▶ Provided material:
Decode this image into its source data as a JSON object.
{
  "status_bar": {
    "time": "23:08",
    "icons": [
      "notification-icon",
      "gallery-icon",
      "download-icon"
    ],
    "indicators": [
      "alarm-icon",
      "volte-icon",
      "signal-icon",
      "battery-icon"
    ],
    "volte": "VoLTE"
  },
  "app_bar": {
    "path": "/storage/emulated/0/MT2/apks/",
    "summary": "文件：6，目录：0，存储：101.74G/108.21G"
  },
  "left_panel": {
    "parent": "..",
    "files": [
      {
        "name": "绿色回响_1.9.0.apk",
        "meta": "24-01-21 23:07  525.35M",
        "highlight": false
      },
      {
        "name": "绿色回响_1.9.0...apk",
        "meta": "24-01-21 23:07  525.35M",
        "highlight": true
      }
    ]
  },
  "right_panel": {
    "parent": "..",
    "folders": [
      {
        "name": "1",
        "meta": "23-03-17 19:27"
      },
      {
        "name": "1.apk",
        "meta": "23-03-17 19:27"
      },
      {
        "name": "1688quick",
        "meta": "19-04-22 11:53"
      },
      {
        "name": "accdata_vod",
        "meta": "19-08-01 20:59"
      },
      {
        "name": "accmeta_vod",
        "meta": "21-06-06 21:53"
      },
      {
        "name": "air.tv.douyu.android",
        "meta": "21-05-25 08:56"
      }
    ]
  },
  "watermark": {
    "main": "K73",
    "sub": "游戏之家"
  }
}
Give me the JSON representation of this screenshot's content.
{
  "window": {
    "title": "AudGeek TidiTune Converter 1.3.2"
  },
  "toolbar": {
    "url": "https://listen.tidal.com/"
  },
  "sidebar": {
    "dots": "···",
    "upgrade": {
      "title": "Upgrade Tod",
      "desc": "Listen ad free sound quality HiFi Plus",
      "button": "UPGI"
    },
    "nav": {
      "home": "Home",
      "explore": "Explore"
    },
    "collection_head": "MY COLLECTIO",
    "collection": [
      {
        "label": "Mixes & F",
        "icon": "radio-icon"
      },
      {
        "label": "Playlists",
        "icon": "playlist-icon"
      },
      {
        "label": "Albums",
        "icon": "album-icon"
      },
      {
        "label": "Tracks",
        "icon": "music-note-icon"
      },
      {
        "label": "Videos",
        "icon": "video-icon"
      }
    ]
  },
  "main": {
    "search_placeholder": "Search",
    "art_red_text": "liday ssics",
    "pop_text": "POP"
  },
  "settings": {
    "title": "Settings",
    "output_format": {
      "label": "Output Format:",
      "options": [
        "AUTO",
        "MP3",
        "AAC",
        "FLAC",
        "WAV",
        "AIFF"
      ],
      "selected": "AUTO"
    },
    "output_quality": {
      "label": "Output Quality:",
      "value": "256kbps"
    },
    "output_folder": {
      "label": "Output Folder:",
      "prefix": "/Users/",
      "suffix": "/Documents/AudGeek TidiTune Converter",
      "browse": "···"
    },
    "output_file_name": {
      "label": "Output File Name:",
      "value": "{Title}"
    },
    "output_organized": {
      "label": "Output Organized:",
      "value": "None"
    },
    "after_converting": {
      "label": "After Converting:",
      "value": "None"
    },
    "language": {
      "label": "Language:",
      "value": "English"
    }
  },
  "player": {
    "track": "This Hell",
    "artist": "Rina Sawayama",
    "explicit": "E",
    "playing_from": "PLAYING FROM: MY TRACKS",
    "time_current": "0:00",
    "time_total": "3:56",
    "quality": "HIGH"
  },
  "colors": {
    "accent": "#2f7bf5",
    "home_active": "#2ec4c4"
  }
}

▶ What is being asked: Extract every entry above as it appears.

▶ Problem solution:
Decode this image into its source data as a JSON object.
{
  "status_bar": {
    "time": "23:08",
    "icons": [
      "notification-icon",
      "gallery-icon",
      "download-icon"
    ],
    "indicators": [
      "alarm-icon",
      "volte-icon",
      "signal-icon",
      "battery-icon"
    ],
    "volte": "VoLTE"
  },
  "app_bar": {
    "path": "/storage/emulated/0/MT2/apks/",
    "summary": "文件：6，目录：0，存储：101.74G/108.21G"
  },
  "left_panel": {
    "parent": "..",
    "files": [
      {
        "name": "绿色回响_1.9.0.apk",
        "meta": "24-01-21 23:07  525.35M",
        "highlight": false
      },
      {
        "name": "绿色回响_1.9.0...apk",
        "meta": "24-01-21 23:07  525.35M",
        "highlight": true
      }
    ]
  },
  "right_panel": {
    "parent": "..",
    "folders": [
      {
        "name": "1",
        "meta": "23-03-17 19:27"
      },
      {
        "name": "1.apk",
        "meta": "23-03-17 19:27"
      },
      {
        "name": "1688quick",
        "meta": "19-04-22 11:53"
      },
      {
        "name": "accdata_vod",
        "meta": "19-08-01 20:59"
      },
      {
        "name": "accmeta_vod",
        "meta": "21-06-06 21:53"
      },
      {
        "name": "air.tv.douyu.android",
        "meta": "21-05-25 08:56"
      }
    ]
  },
  "watermark": {
    "main": "K73",
    "sub": "游戏之家"
  }
}
Give me the JSON representation of this screenshot's content.
{
  "window": {
    "title": "AudGeek TidiTune Converter 1.3.2"
  },
  "toolbar": {
    "url": "https://listen.tidal.com/"
  },
  "sidebar": {
    "dots": "···",
    "upgrade": {
      "title": "Upgrade Tod",
      "desc": "Listen ad free sound quality HiFi Plus",
      "button": "UPGI"
    },
    "nav": {
      "home": "Home",
      "explore": "Explore"
    },
    "collection_head": "MY COLLECTIO",
    "collection": [
      {
        "label": "Mixes & F",
        "icon": "radio-icon"
      },
      {
        "label": "Playlists",
        "icon": "playlist-icon"
      },
      {
        "label": "Albums",
        "icon": "album-icon"
      },
      {
        "label": "Tracks",
        "icon": "music-note-icon"
      },
      {
        "label": "Videos",
        "icon": "video-icon"
      }
    ]
  },
  "main": {
    "search_placeholder": "Search",
    "art_red_text": "liday ssics",
    "pop_text": "POP"
  },
  "settings": {
    "title": "Settings",
    "output_format": {
      "label": "Output Format:",
      "options": [
        "AUTO",
        "MP3",
        "AAC",
        "FLAC",
        "WAV",
        "AIFF"
      ],
      "selected": "AUTO"
    },
    "output_quality": {
      "label": "Output Quality:",
      "value": "256kbps"
    },
    "output_folder": {
      "label": "Output Folder:",
      "prefix": "/Users/",
      "suffix": "/Documents/AudGeek TidiTune Converter",
      "browse": "···"
    },
    "output_file_name": {
      "label": "Output File Name:",
      "value": "{Title}"
    },
    "output_organized": {
      "label": "Output Organized:",
      "value": "None"
    },
    "after_converting": {
      "label": "After Converting:",
      "value": "None"
    },
    "language": {
      "label": "Language:",
      "value": "English"
    }
  },
  "player": {
    "track": "This Hell",
    "artist": "Rina Sawayama",
    "explicit": "E",
    "playing_from": "PLAYING FROM: MY TRACKS",
    "time_current": "0:00",
    "time_total": "3:56",
    "quality": "HIGH"
  },
  "colors": {
    "accent": "#2f7bf5",
    "home_active": "#2ec4c4"
  }
}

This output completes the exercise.